The music industry can be pretty harsh and vapid in general but females seem to get a rougher ride than their male counterparts. I've always had a real admiration for women who are unrelenting and get up on stage night after night in front of sometimes complete misogynistic assholes. What made you want to start the band and what's the most empowering thing about being the front runner in a band?

I have said this before but I will say it again: I have rarely experienced sexism or misogynistic behavior from my male peers and fans since starting my band. It's a pretty simple exchange here. I've never had a bad experience with a sexist photographer or writer either. Waitressing was way worse. The last time I thought a person in the audience was threatening me, I walked out into the crowd and beat his face until the song was done. I would do that to anyone regardless of gender. I have no tolerance for ignorance, regardless of who it comes from. And it comes from all kinds of idiots. 

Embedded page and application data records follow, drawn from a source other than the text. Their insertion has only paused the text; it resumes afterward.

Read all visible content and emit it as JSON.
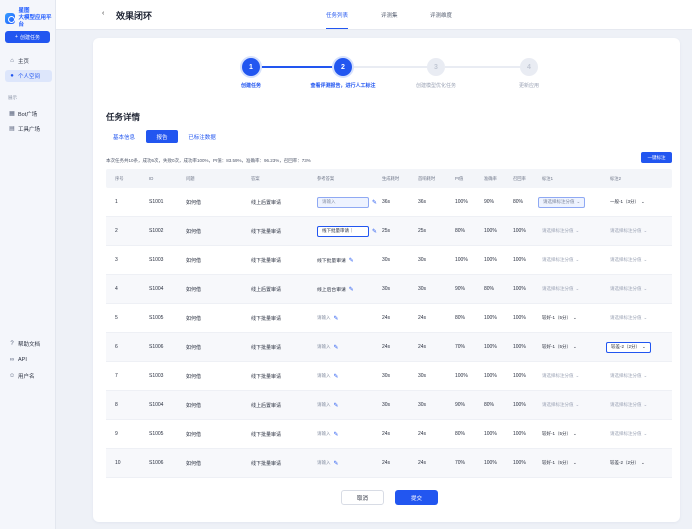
{
  "sidebar": {
    "logo_line1": "星图",
    "logo_line2": "大模型应用平台",
    "new_task_label": "创建任务",
    "items": [
      {
        "label": "主页",
        "icon": "home-icon"
      },
      {
        "label": "个人空间",
        "icon": "user-icon"
      }
    ],
    "section_label": "展示",
    "section_items": [
      {
        "label": "Bot广场",
        "icon": "grid-icon"
      },
      {
        "label": "工具广场",
        "icon": "tool-icon"
      }
    ],
    "bottom_items": [
      {
        "label": "帮助文档",
        "icon": "help-icon"
      },
      {
        "label": "API",
        "icon": "link-icon"
      },
      {
        "label": "用户名",
        "icon": "person-icon"
      }
    ]
  },
  "header": {
    "title": "效果闭环",
    "tabs": [
      {
        "label": "任务列表",
        "active": true
      },
      {
        "label": "评测集",
        "active": false
      },
      {
        "label": "评测维度",
        "active": false
      }
    ]
  },
  "stepper": {
    "steps": [
      {
        "num": "1",
        "label": "创建任务",
        "done": true
      },
      {
        "num": "2",
        "label": "查看评测报告，进行人工标注",
        "done": true
      },
      {
        "num": "3",
        "label": "创建模型优化任务",
        "done": false
      },
      {
        "num": "4",
        "label": "更新应用",
        "done": false
      }
    ]
  },
  "detail": {
    "title": "任务详情",
    "tabs": [
      {
        "label": "基本信息",
        "active": false
      },
      {
        "label": "报告",
        "active": true
      },
      {
        "label": "已标注数据",
        "active": false
      }
    ],
    "summary": "本次任务共10条，成功6次，失败0次，成功率100%，PI值：83.59%，准确率：96.23%，召回率：73%",
    "batch_button": "一键标注"
  },
  "table": {
    "columns": [
      "序号",
      "ID",
      "问题",
      "答案",
      "参考答案",
      "生成耗时",
      "首响耗时",
      "PI值",
      "准确率",
      "召回率",
      "标注1",
      "标注2"
    ],
    "rows": [
      {
        "no": "1",
        "id": "S1001",
        "question": "如何借",
        "answer": "线上后置审请",
        "ref": "请输入",
        "ref_state": "input",
        "gen": "36s",
        "first": "36s",
        "pi": "100%",
        "acc": "90%",
        "rec": "80%",
        "l1": "请选择标注分值",
        "l1_state": "hl",
        "l2": "一般-1（3分）",
        "l2_state": "val"
      },
      {
        "no": "2",
        "id": "S1002",
        "question": "如何借",
        "answer": "线下批量审请",
        "ref": "线下批量审请｜",
        "ref_state": "filled",
        "gen": "25s",
        "first": "25s",
        "pi": "80%",
        "acc": "100%",
        "rec": "100%",
        "l1": "请选择标注分值",
        "l1_state": "plain",
        "l2": "请选择标注分值",
        "l2_state": "plain"
      },
      {
        "no": "3",
        "id": "S1003",
        "question": "如何借",
        "answer": "线下批量审请",
        "ref": "线下批量审请",
        "ref_state": "text",
        "gen": "30s",
        "first": "30s",
        "pi": "100%",
        "acc": "100%",
        "rec": "100%",
        "l1": "请选择标注分值",
        "l1_state": "plain",
        "l2": "请选择标注分值",
        "l2_state": "plain"
      },
      {
        "no": "4",
        "id": "S1004",
        "question": "如何借",
        "answer": "线上后置审请",
        "ref": "线上后台审请",
        "ref_state": "text",
        "gen": "30s",
        "first": "30s",
        "pi": "90%",
        "acc": "80%",
        "rec": "100%",
        "l1": "请选择标注分值",
        "l1_state": "plain",
        "l2": "请选择标注分值",
        "l2_state": "plain"
      },
      {
        "no": "5",
        "id": "S1005",
        "question": "如何借",
        "answer": "线下批量审请",
        "ref": "请输入",
        "ref_state": "empty",
        "gen": "24s",
        "first": "24s",
        "pi": "80%",
        "acc": "100%",
        "rec": "100%",
        "l1": "较好-1（5分）",
        "l1_state": "val",
        "l2": "请选择标注分值",
        "l2_state": "plain"
      },
      {
        "no": "6",
        "id": "S1006",
        "question": "如何借",
        "answer": "线下批量审请",
        "ref": "请输入",
        "ref_state": "empty",
        "gen": "24s",
        "first": "24s",
        "pi": "70%",
        "acc": "100%",
        "rec": "100%",
        "l1": "较好-1（5分）",
        "l1_state": "val",
        "l2": "较差-2（2分）",
        "l2_state": "hl-strong"
      },
      {
        "no": "7",
        "id": "S1003",
        "question": "如何借",
        "answer": "线下批量审请",
        "ref": "请输入",
        "ref_state": "empty",
        "gen": "30s",
        "first": "30s",
        "pi": "100%",
        "acc": "100%",
        "rec": "100%",
        "l1": "请选择标注分值",
        "l1_state": "plain",
        "l2": "请选择标注分值",
        "l2_state": "plain"
      },
      {
        "no": "8",
        "id": "S1004",
        "question": "如何借",
        "answer": "线上后置审请",
        "ref": "请输入",
        "ref_state": "empty",
        "gen": "30s",
        "first": "30s",
        "pi": "90%",
        "acc": "80%",
        "rec": "100%",
        "l1": "请选择标注分值",
        "l1_state": "plain",
        "l2": "请选择标注分值",
        "l2_state": "plain"
      },
      {
        "no": "9",
        "id": "S1005",
        "question": "如何借",
        "answer": "线下批量审请",
        "ref": "请输入",
        "ref_state": "empty",
        "gen": "24s",
        "first": "24s",
        "pi": "80%",
        "acc": "100%",
        "rec": "100%",
        "l1": "较好-1（5分）",
        "l1_state": "val",
        "l2": "请选择标注分值",
        "l2_state": "plain"
      },
      {
        "no": "10",
        "id": "S1006",
        "question": "如何借",
        "answer": "线下批量审请",
        "ref": "请输入",
        "ref_state": "empty",
        "gen": "24s",
        "first": "24s",
        "pi": "70%",
        "acc": "100%",
        "rec": "100%",
        "l1": "较好-1（5分）",
        "l1_state": "val",
        "l2": "较差-2（2分）",
        "l2_state": "val"
      }
    ]
  },
  "footer": {
    "cancel_label": "取消",
    "submit_label": "提交"
  }
}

Do White Lung communally write music and lyrics or do you individually have your own parts and meet in the middle? 

We write our own parts. No one is allowed to say a word about my lyrics and they wouldn't. That's mine. 

©  Peter Senzamici
How would you describe the band dynamic? And how has it changed over the years?

Things changed drastically when we kicked out our long time bassist. She had been kicked out of the band before and was always unhappy so I don't know why this was a shock to her. Then, our good friend Hether Fortune (of the band Wax Idols) filled in on bass for a tour and ended up staying with us for the entire world tour of Deep Fantasy. Now, we have Lindsey Troy of Deap Vally on bass for the next two tours and I just adore her. I think I'm going to just have standout front women fill in on bass when they feel like it and then, once our fourth album comes out and we do the big tour again, find an eager young girl who can sing and play hard. That, or I'll put my husband in a dress and make him play with us.

When it comes to writing lyrics and the band ethos, what themes etc do White Lung address and whats most important to the band?

I've always written about sex and drugs. Those are my two biggest influences. 

 Whats next for White Lung in 2015 and onward?

We are going on tour with Refused then we are taking my husband's band Obliterations on tour as support for our East Coast run. We have a new bassist too, Lindsey Troy from Deap Vally who I adore. Then, we are going to make a new album that makes everything else we have done look like garbage. Well, they were. Now,  my life has changed. My husband has really opened up my understanding of the world, gender, love, everything. We'll see what the next album focuses on.